Knock Knock, Who’s There? Anxiety, Your Best Friend
There is an elephant in the room and it just defecated on the coffee table so we can’t go on ignoring it anymore. So, let’s give that beast a name and invite it into the kitchen for tea.
Hello, Anxiety My Old Friend
More than likely you have experienced anxiety at some point in your life, and more than likely if you chose to read this blog, you experience anxiety more often than you would like to. Regardless of which relation to anxiety you reside more closely to, this blog was written to help you. So read on my friend, read on.
Things, They Come In Many Shapes And Sizes
There are a plethora of different types of anxiety, but for this blog I will cover the two that I can speak most honestly to. I intend to dive deeper into the nitty gritty in subsequent posts.
The Feral Beast
Anxiety comes in like a bat out of hell, tearing at your throat, binding your chest and giving your heart the wings of a damn hummingbird. It promises that something is wrong, very wrong; that this feeling of impending doom is not something you should ignore; that the world is a horrible dangerous place and it is most definitely out to get you. And finally, that you are alone. No one else feels this way. All of these bad things are here just for you. In summary, there is something wrong with just you.
Don’t Believe The Lies
I am here to tell you that you are not alone. No matter how dark and disturbing your thoughts and fears are, I will tell you with full confidence you are not the only one. You will be okay and this dark suffocating cloud will pass. I promise.
So How Do I Deal?
Over the years I have developed specific coping mechanisms for each type of anxiety I face (yes, there are different types, and yes, you may very well experience more than one). I can’t speak to every variance, but I will quickly delve into two types that keep me in their friend circle.
1) Worst-Case Scenario Anxiety:
Do you ever vividly imagine the worst possible thing happening? Like visualizing the worlds worst car accident every time you get into a vehicle? Or imagining that every person you pass on the street wants to attack you? Or perhaps being certain that a piano or some unruly object will fall on your head if you walk down a specific street? These are the types of anxious thoughts I categorize as worst-case scenario and they can range in severity.
Worst case scenarios are so unlikely that living in a constant state of worry and negativity over the the possibility of something bad happening is irrational. When these fears grip you out of nowhere, take a step back and consciously imagine something equally as irrational but positive. For example, what if my loved one dies in a car accident today? Counter that thought with: Okay, but what if they get a promotion at work, or win the lottery, or even surprise you with a trip somewhere? These optimisms, as I call them, don’t have to be realistic.
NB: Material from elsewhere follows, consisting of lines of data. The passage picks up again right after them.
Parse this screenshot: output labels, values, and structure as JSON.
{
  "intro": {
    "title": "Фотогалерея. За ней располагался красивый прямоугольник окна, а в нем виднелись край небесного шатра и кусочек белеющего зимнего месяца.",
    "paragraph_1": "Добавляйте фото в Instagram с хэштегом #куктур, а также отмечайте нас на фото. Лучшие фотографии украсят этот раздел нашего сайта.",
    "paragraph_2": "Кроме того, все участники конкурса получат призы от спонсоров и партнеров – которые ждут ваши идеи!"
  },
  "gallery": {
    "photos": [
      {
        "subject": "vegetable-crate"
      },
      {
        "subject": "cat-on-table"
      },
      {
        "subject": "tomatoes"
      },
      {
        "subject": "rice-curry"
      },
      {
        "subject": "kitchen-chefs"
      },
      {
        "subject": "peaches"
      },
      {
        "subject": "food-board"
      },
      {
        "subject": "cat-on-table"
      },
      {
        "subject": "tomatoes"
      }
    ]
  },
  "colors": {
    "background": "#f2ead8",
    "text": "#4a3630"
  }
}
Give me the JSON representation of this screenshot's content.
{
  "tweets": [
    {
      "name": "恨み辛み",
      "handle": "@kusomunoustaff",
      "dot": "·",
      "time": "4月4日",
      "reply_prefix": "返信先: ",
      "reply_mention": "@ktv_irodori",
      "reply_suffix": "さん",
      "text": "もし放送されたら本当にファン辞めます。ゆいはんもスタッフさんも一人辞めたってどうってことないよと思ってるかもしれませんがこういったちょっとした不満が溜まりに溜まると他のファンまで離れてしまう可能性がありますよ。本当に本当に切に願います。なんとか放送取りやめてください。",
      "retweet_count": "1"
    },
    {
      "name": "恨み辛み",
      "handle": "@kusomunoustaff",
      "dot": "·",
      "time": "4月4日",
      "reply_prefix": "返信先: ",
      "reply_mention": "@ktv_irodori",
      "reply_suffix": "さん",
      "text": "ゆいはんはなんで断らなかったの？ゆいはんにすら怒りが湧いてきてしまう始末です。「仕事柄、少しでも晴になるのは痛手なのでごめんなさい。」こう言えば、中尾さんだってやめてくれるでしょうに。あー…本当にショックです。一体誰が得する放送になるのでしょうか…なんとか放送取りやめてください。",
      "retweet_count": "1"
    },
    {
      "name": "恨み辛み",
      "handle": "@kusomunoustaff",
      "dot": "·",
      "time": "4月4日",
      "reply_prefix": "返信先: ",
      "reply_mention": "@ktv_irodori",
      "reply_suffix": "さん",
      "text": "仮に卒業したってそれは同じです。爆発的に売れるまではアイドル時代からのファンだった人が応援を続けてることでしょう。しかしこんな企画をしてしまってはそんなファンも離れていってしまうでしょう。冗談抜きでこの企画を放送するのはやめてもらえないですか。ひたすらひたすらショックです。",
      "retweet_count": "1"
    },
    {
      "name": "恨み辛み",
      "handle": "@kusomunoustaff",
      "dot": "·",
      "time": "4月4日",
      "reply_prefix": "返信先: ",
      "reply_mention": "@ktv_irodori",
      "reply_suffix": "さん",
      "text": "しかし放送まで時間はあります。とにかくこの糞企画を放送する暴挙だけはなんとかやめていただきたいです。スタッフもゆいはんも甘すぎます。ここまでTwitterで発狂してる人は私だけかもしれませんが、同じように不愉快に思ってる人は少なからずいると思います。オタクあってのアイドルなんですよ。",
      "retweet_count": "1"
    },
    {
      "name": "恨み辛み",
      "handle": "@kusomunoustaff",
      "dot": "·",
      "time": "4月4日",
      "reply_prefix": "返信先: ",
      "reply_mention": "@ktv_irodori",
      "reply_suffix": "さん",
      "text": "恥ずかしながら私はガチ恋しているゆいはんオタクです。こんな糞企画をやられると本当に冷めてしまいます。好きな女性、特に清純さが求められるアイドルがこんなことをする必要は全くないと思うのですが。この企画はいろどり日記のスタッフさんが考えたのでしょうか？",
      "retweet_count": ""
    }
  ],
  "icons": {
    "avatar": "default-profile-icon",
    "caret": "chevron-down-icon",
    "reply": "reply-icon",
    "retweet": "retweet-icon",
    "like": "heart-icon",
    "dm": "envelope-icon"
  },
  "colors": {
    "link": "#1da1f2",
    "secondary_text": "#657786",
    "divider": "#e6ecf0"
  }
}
All they have to do is shift your perspective and get those thoughts moving in another more optimistic direction.
2) Compulsive Anxiety:
If you suffer from this form of anxiety, like me, it is probably your most shameful and terrifying secret. You more than likely feel like there is something severely wrong with you, and that if you ever told a health care professional they would lock you away – at least that’s how I feel. It has been extremely hard to privately or publicly share my struggles with compulsive anxiety, but now that I have, I feel it is also important to share my coping mechanism.
With compulsions, the insane need to follow through feels like it will take control of your body, and if you try to fight it, that compulsion will eat you from the inside out. It’s like an itch you can’t scratch enough. So when you feel that sensation rear it’s ugly head, remove yourself from the situation. Find a safe place where you can be alone with yourself for just a minute, then tell yourself this: “Okay, yes, I could do that. Anyone could do that, it is not hard. In fact, it is easy and it doesn’t make me any better to actually do it. What it makes me is fucking stupid, and do I really want to be stupid?”
In saying all of that, I have to remind you that these are tools I have discovered through practice, trial and tribulation. I am not a doctor or a professional; these are not gospel and may not work for everyone.
Finally, if your anxiety moves into the range of being detrimental to your health, do not be afraid to reach out to a professional, and don’t worry, they won’t lock you up. My family member works in the field and has created a great online resource that you can check out.
As always feel free to reach out and let me know if this helped or not.